Your goal:
Drop all images. Then write out each line below exactly as given.
---- Supplied material
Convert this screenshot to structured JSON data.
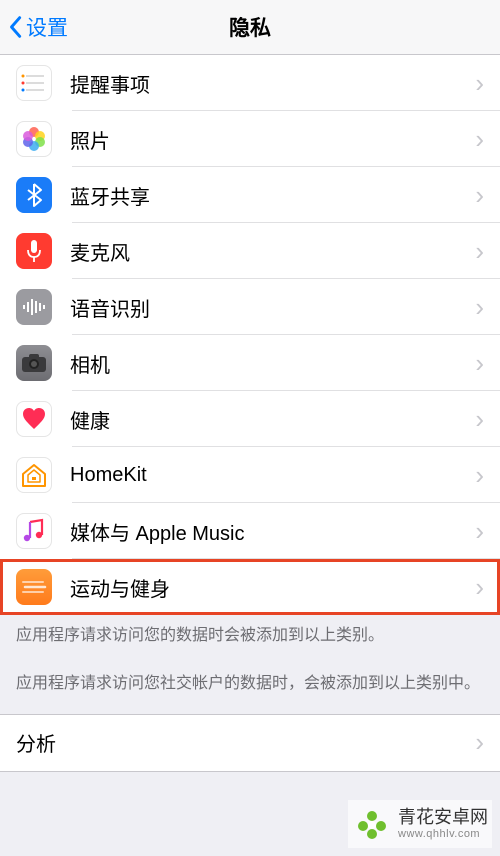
{
  "header": {
    "back_label": "设置",
    "title": "隐私"
  },
  "items": [
    {
      "id": "reminders",
      "label": "提醒事项",
      "icon": "reminders-icon"
    },
    {
      "id": "photos",
      "label": "照片",
      "icon": "photos-icon"
    },
    {
      "id": "bluetooth",
      "label": "蓝牙共享",
      "icon": "bluetooth-icon"
    },
    {
      "id": "microphone",
      "label": "麦克风",
      "icon": "microphone-icon"
    },
    {
      "id": "speech",
      "label": "语音识别",
      "icon": "speech-icon"
    },
    {
      "id": "camera",
      "label": "相机",
      "icon": "camera-icon"
    },
    {
      "id": "health",
      "label": "健康",
      "icon": "health-icon"
    },
    {
      "id": "homekit",
      "label": "HomeKit",
      "icon": "homekit-icon"
    },
    {
      "id": "music",
      "label": "媒体与 Apple Music",
      "icon": "music-icon"
    },
    {
      "id": "motion",
      "label": "运动与健身",
      "icon": "motion-icon",
      "highlighted": true
    }
  ],
  "footer_note_1": "应用程序请求访问您的数据时会被添加到以上类别。",
  "footer_note_2": "应用程序请求访问您社交帐户的数据时，会被添加到以上类别中。",
  "section": {
    "analysis_label": "分析"
  },
  "watermark": {
    "name": "青花安卓网",
    "url": "www.qhhlv.com"
  }
}
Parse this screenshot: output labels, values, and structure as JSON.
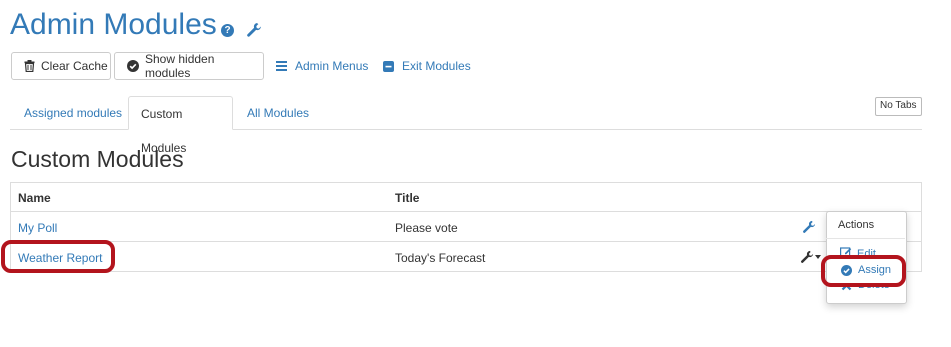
{
  "page": {
    "title": "Admin Modules",
    "section_heading": "Custom Modules"
  },
  "toolbar": {
    "clear_cache": "Clear Cache",
    "show_hidden": "Show hidden modules",
    "admin_menus": "Admin Menus",
    "exit_modules": "Exit Modules"
  },
  "tabs": [
    {
      "label": "Assigned modules",
      "active": false
    },
    {
      "label": "Custom Modules",
      "active": true
    },
    {
      "label": "All Modules",
      "active": false
    }
  ],
  "no_tabs_label": "No Tabs",
  "table": {
    "columns": [
      "Name",
      "Title"
    ],
    "rows": [
      {
        "name": "My Poll",
        "title": "Please vote"
      },
      {
        "name": "Weather Report",
        "title": "Today's Forecast"
      }
    ]
  },
  "actions_menu": {
    "header": "Actions",
    "items": [
      "Edit",
      "Assign",
      "Delete"
    ]
  },
  "colors": {
    "link": "#337ab7",
    "highlight": "#b3141d"
  }
}
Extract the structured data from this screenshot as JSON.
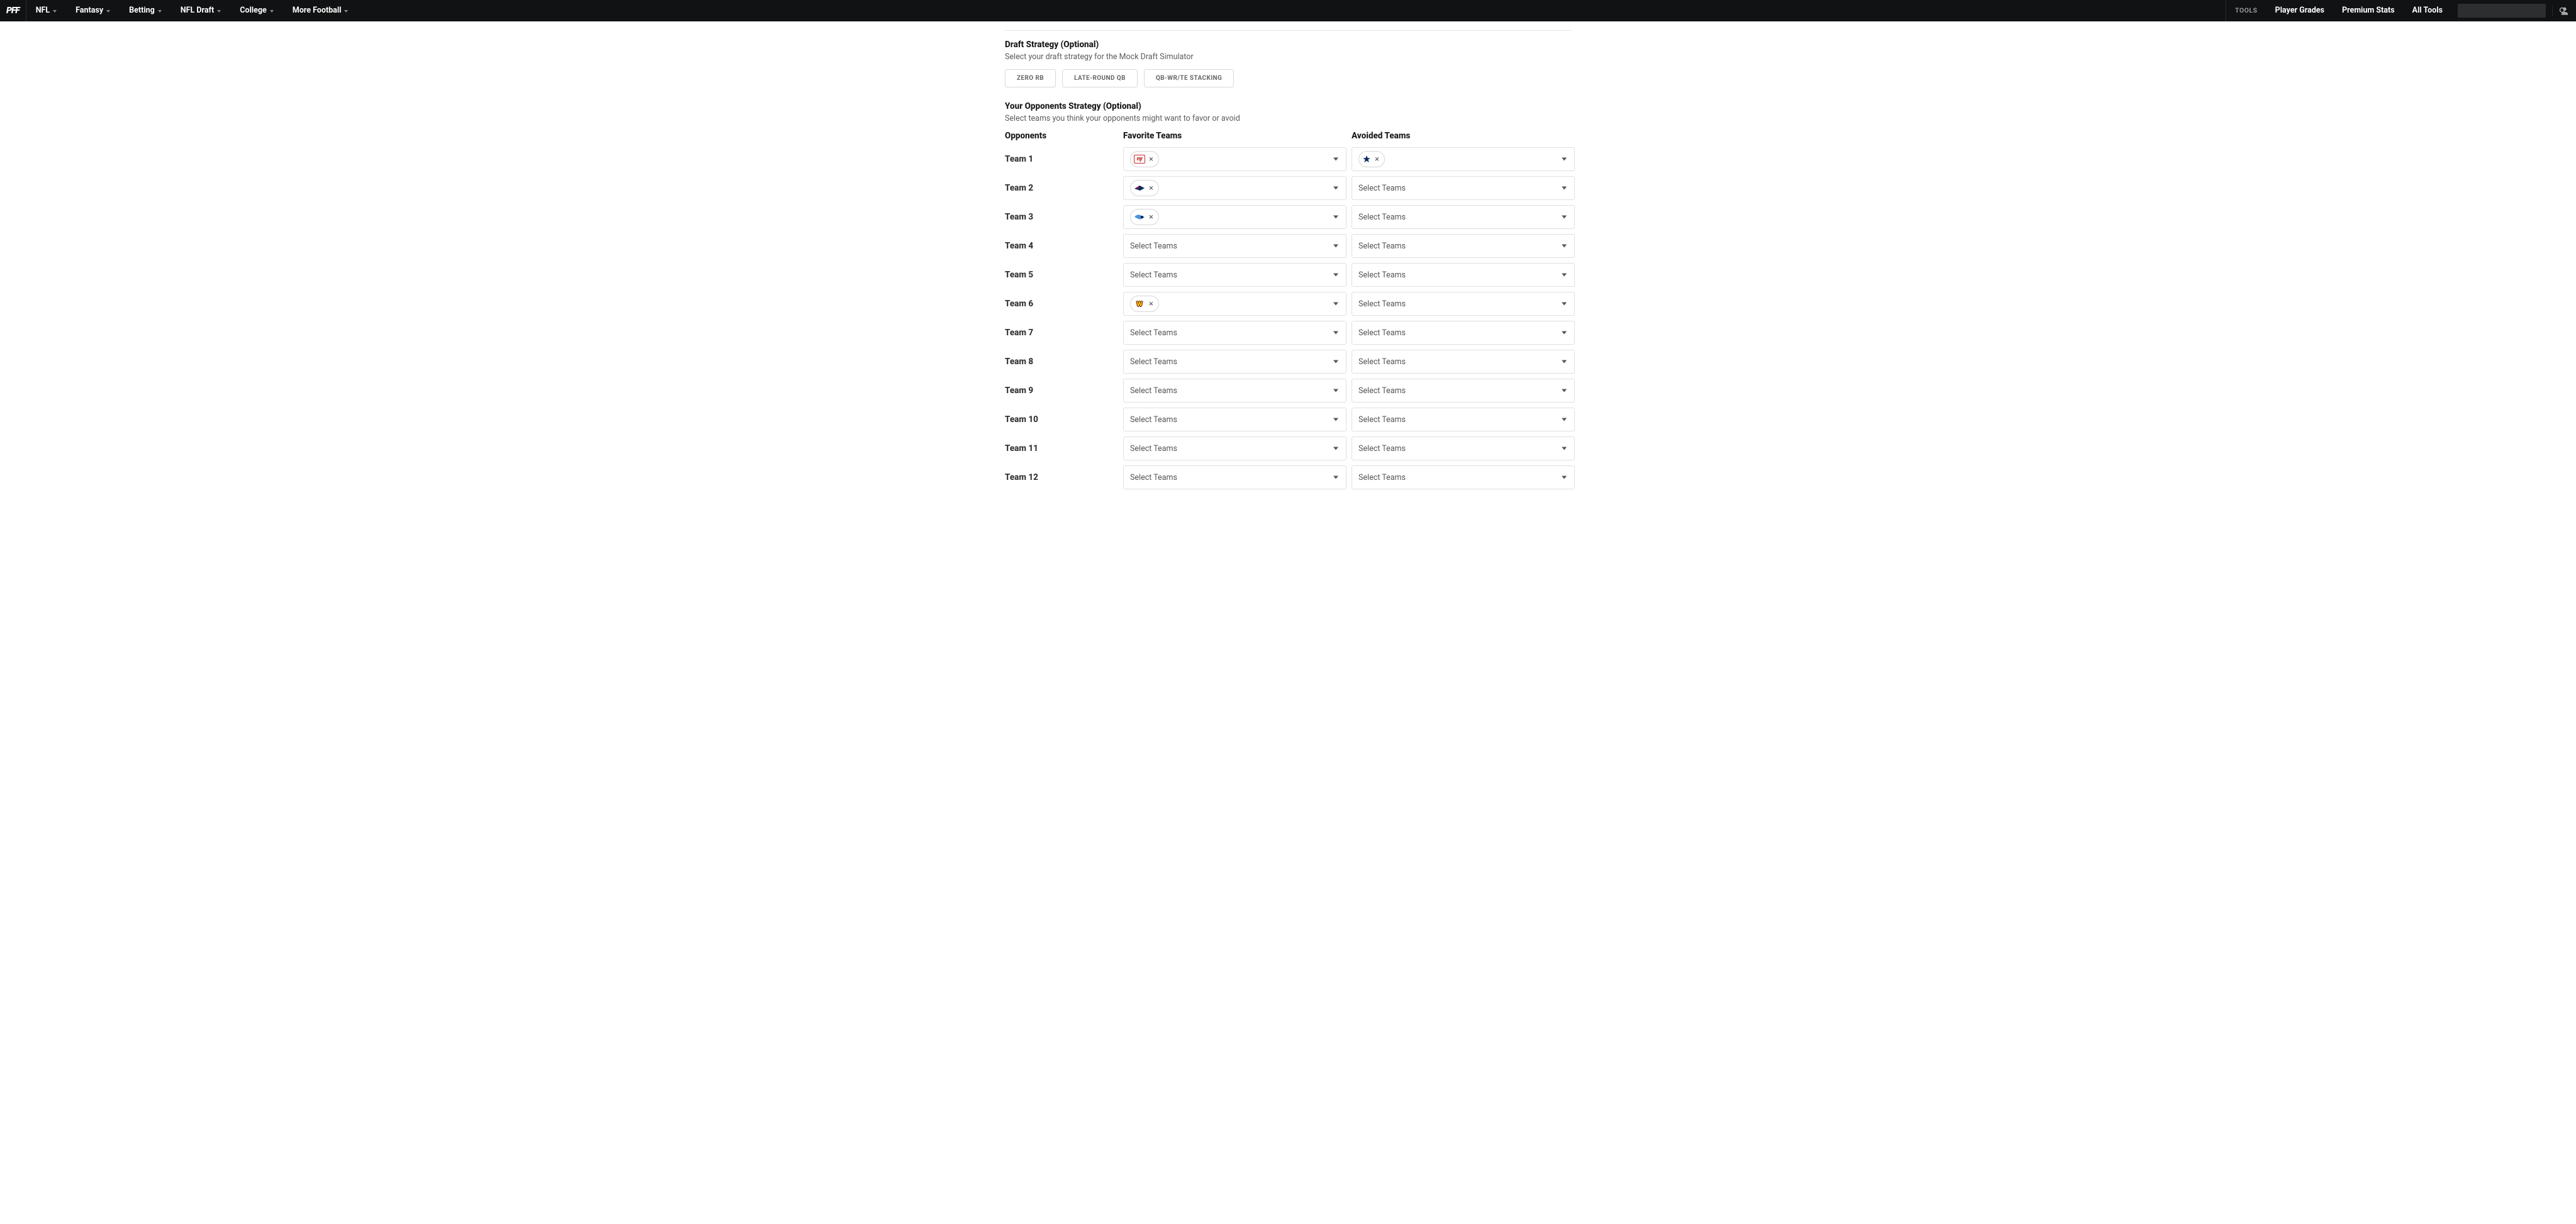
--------
Exercise result:
Convert this screenshot to structured JSON data.
{
  "header": {
    "back_label": "设置",
    "title": "隐私"
  },
  "items": [
    {
      "id": "reminders",
      "label": "提醒事项",
      "icon": "reminders-icon"
    },
    {
      "id": "photos",
      "label": "照片",
      "icon": "photos-icon"
    },
    {
      "id": "bluetooth",
      "label": "蓝牙共享",
      "icon": "bluetooth-icon"
    },
    {
      "id": "microphone",
      "label": "麦克风",
      "icon": "microphone-icon"
    },
    {
      "id": "speech",
      "label": "语音识别",
      "icon": "speech-icon"
    },
    {
      "id": "camera",
      "label": "相机",
      "icon": "camera-icon"
    },
    {
      "id": "health",
      "label": "健康",
      "icon": "health-icon"
    },
    {
      "id": "homekit",
      "label": "HomeKit",
      "icon": "homekit-icon"
    },
    {
      "id": "music",
      "label": "媒体与 Apple Music",
      "icon": "music-icon"
    },
    {
      "id": "motion",
      "label": "运动与健身",
      "icon": "motion-icon",
      "highlighted": true
    }
  ],
  "footer_note_1": "应用程序请求访问您的数据时会被添加到以上类别。",
  "footer_note_2": "应用程序请求访问您社交帐户的数据时，会被添加到以上类别中。",
  "section": {
    "analysis_label": "分析"
  },
  "watermark": {
    "name": "青花安卓网",
    "url": "www.qhhlv.com"
  }
}
Parse this screenshot: output labels, values, and structure as JSON.
{
  "page": {
    "title": "Admin Modules",
    "section_heading": "Custom Modules"
  },
  "toolbar": {
    "clear_cache": "Clear Cache",
    "show_hidden": "Show hidden modules",
    "admin_menus": "Admin Menus",
    "exit_modules": "Exit Modules"
  },
  "tabs": [
    {
      "label": "Assigned modules",
      "active": false
    },
    {
      "label": "Custom Modules",
      "active": true
    },
    {
      "label": "All Modules",
      "active": false
    }
  ],
  "no_tabs_label": "No Tabs",
  "table": {
    "columns": [
      "Name",
      "Title"
    ],
    "rows": [
      {
        "name": "My Poll",
        "title": "Please vote"
      },
      {
        "name": "Weather Report",
        "title": "Today's Forecast"
      }
    ]
  },
  "actions_menu": {
    "header": "Actions",
    "items": [
      "Edit",
      "Assign",
      "Delete"
    ]
  },
  "colors": {
    "link": "#337ab7",
    "highlight": "#b3141d"
  }
}
Extract the structured data from this screenshot as JSON.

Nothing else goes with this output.